- DIRECTIONS FOR THIS TASK:
The reply must contain all of the records, unchanged.

-------------------------

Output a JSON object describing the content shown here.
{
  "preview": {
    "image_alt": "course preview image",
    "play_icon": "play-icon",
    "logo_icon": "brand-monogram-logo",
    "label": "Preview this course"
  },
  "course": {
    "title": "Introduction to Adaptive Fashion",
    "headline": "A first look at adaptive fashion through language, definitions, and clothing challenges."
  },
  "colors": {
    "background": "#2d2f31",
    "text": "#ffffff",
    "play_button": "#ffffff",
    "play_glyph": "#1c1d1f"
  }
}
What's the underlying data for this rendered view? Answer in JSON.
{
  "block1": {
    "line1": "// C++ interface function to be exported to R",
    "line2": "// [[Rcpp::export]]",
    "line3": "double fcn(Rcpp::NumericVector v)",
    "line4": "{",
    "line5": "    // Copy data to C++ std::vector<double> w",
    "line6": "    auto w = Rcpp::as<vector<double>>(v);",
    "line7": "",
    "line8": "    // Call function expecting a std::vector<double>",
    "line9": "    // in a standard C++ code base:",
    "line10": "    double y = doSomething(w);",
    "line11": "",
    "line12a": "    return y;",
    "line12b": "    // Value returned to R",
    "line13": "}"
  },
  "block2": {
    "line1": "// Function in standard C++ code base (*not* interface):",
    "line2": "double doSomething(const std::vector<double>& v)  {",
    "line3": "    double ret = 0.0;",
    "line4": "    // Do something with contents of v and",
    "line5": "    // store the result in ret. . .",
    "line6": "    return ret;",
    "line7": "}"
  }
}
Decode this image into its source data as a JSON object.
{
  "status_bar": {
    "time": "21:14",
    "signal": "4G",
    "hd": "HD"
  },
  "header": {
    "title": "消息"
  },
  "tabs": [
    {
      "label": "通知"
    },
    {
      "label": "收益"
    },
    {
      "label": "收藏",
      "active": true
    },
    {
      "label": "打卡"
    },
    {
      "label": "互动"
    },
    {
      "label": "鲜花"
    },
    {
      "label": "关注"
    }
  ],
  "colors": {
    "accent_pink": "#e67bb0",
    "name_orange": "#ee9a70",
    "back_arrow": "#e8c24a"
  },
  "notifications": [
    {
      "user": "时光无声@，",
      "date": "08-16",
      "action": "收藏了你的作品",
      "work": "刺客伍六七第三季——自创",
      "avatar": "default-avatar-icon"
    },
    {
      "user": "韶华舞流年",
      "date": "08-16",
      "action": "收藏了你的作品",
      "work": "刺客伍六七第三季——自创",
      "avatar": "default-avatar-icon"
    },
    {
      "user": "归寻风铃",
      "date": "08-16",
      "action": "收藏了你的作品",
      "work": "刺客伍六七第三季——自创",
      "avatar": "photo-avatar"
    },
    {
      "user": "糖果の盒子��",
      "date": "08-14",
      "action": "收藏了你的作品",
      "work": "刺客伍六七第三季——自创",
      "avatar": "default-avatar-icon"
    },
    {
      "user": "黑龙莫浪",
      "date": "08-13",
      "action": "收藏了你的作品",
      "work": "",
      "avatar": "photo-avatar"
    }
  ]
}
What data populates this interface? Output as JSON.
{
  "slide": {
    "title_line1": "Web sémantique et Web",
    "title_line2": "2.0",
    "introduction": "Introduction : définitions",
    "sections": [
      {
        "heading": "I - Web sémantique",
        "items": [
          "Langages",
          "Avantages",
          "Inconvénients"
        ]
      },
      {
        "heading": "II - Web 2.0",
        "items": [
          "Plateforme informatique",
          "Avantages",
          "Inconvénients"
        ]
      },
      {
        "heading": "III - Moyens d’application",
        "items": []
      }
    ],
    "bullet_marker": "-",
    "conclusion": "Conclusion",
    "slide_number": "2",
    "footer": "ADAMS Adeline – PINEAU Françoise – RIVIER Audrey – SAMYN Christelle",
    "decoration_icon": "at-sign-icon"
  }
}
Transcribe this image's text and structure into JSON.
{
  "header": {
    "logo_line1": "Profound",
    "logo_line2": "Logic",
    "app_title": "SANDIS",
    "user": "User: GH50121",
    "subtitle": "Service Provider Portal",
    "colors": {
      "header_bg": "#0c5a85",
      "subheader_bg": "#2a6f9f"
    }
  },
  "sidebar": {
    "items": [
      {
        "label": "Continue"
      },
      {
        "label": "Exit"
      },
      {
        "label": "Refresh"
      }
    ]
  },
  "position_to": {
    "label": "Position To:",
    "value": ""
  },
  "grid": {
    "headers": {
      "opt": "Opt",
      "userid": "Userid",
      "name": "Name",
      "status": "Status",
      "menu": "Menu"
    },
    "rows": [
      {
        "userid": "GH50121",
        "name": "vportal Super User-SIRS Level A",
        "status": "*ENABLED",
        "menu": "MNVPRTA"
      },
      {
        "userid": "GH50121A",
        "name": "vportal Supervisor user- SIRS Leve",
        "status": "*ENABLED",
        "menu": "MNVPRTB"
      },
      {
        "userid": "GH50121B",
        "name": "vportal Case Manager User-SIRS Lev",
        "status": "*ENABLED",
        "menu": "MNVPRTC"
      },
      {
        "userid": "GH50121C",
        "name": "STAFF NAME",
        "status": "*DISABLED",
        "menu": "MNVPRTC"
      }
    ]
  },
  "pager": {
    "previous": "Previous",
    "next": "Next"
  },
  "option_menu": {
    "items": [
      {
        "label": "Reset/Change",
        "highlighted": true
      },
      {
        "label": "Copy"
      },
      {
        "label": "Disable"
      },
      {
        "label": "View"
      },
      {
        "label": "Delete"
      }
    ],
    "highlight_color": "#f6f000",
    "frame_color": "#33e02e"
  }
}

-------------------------

- TASK SOLUTION:
Output a JSON object describing the content shown here.
{
  "preview": {
    "image_alt": "course preview image",
    "play_icon": "play-icon",
    "logo_icon": "brand-monogram-logo",
    "label": "Preview this course"
  },
  "course": {
    "title": "Introduction to Adaptive Fashion",
    "headline": "A first look at adaptive fashion through language, definitions, and clothing challenges."
  },
  "colors": {
    "background": "#2d2f31",
    "text": "#ffffff",
    "play_button": "#ffffff",
    "play_glyph": "#1c1d1f"
  }
}
What's the underlying data for this rendered view? Answer in JSON.
{
  "block1": {
    "line1": "// C++ interface function to be exported to R",
    "line2": "// [[Rcpp::export]]",
    "line3": "double fcn(Rcpp::NumericVector v)",
    "line4": "{",
    "line5": "    // Copy data to C++ std::vector<double> w",
    "line6": "    auto w = Rcpp::as<vector<double>>(v);",
    "line7": "",
    "line8": "    // Call function expecting a std::vector<double>",
    "line9": "    // in a standard C++ code base:",
    "line10": "    double y = doSomething(w);",
    "line11": "",
    "line12a": "    return y;",
    "line12b": "    // Value returned to R",
    "line13": "}"
  },
  "block2": {
    "line1": "// Function in standard C++ code base (*not* interface):",
    "line2": "double doSomething(const std::vector<double>& v)  {",
    "line3": "    double ret = 0.0;",
    "line4": "    // Do something with contents of v and",
    "line5": "    // store the result in ret. . .",
    "line6": "    return ret;",
    "line7": "}"
  }
}
Decode this image into its source data as a JSON object.
{
  "status_bar": {
    "time": "21:14",
    "signal": "4G",
    "hd": "HD"
  },
  "header": {
    "title": "消息"
  },
  "tabs": [
    {
      "label": "通知"
    },
    {
      "label": "收益"
    },
    {
      "label": "收藏",
      "active": true
    },
    {
      "label": "打卡"
    },
    {
      "label": "互动"
    },
    {
      "label": "鲜花"
    },
    {
      "label": "关注"
    }
  ],
  "colors": {
    "accent_pink": "#e67bb0",
    "name_orange": "#ee9a70",
    "back_arrow": "#e8c24a"
  },
  "notifications": [
    {
      "user": "时光无声@，",
      "date": "08-16",
      "action": "收藏了你的作品",
      "work": "刺客伍六七第三季——自创",
      "avatar": "default-avatar-icon"
    },
    {
      "user": "韶华舞流年",
      "date": "08-16",
      "action": "收藏了你的作品",
      "work": "刺客伍六七第三季——自创",
      "avatar": "default-avatar-icon"
    },
    {
      "user": "归寻风铃",
      "date": "08-16",
      "action": "收藏了你的作品",
      "work": "刺客伍六七第三季——自创",
      "avatar": "photo-avatar"
    },
    {
      "user": "糖果の盒子��",
      "date": "08-14",
      "action": "收藏了你的作品",
      "work": "刺客伍六七第三季——自创",
      "avatar": "default-avatar-icon"
    },
    {
      "user": "黑龙莫浪",
      "date": "08-13",
      "action": "收藏了你的作品",
      "work": "",
      "avatar": "photo-avatar"
    }
  ]
}
What data populates this interface? Output as JSON.
{
  "slide": {
    "title_line1": "Web sémantique et Web",
    "title_line2": "2.0",
    "introduction": "Introduction : définitions",
    "sections": [
      {
        "heading": "I - Web sémantique",
        "items": [
          "Langages",
          "Avantages",
          "Inconvénients"
        ]
      },
      {
        "heading": "II - Web 2.0",
        "items": [
          "Plateforme informatique",
          "Avantages",
          "Inconvénients"
        ]
      },
      {
        "heading": "III - Moyens d’application",
        "items": []
      }
    ],
    "bullet_marker": "-",
    "conclusion": "Conclusion",
    "slide_number": "2",
    "footer": "ADAMS Adeline – PINEAU Françoise – RIVIER Audrey – SAMYN Christelle",
    "decoration_icon": "at-sign-icon"
  }
}
Transcribe this image's text and structure into JSON.
{
  "header": {
    "logo_line1": "Profound",
    "logo_line2": "Logic",
    "app_title": "SANDIS",
    "user": "User: GH50121",
    "subtitle": "Service Provider Portal",
    "colors": {
      "header_bg": "#0c5a85",
      "subheader_bg": "#2a6f9f"
    }
  },
  "sidebar": {
    "items": [
      {
        "label": "Continue"
      },
      {
        "label": "Exit"
      },
      {
        "label": "Refresh"
      }
    ]
  },
  "position_to": {
    "label": "Position To:",
    "value": ""
  },
  "grid": {
    "headers": {
      "opt": "Opt",
      "userid": "Userid",
      "name": "Name",
      "status": "Status",
      "menu": "Menu"
    },
    "rows": [
      {
        "userid": "GH50121",
        "name": "vportal Super User-SIRS Level A",
        "status": "*ENABLED",
        "menu": "MNVPRTA"
      },
      {
        "userid": "GH50121A",
        "name": "vportal Supervisor user- SIRS Leve",
        "status": "*ENABLED",
        "menu": "MNVPRTB"
      },
      {
        "userid": "GH50121B",
        "name": "vportal Case Manager User-SIRS Lev",
        "status": "*ENABLED",
        "menu": "MNVPRTC"
      },
      {
        "userid": "GH50121C",
        "name": "STAFF NAME",
        "status": "*DISABLED",
        "menu": "MNVPRTC"
      }
    ]
  },
  "pager": {
    "previous": "Previous",
    "next": "Next"
  },
  "option_menu": {
    "items": [
      {
        "label": "Reset/Change",
        "highlighted": true
      },
      {
        "label": "Copy"
      },
      {
        "label": "Disable"
      },
      {
        "label": "View"
      },
      {
        "label": "Delete"
      }
    ],
    "highlight_color": "#f6f000",
    "frame_color": "#33e02e"
  }
}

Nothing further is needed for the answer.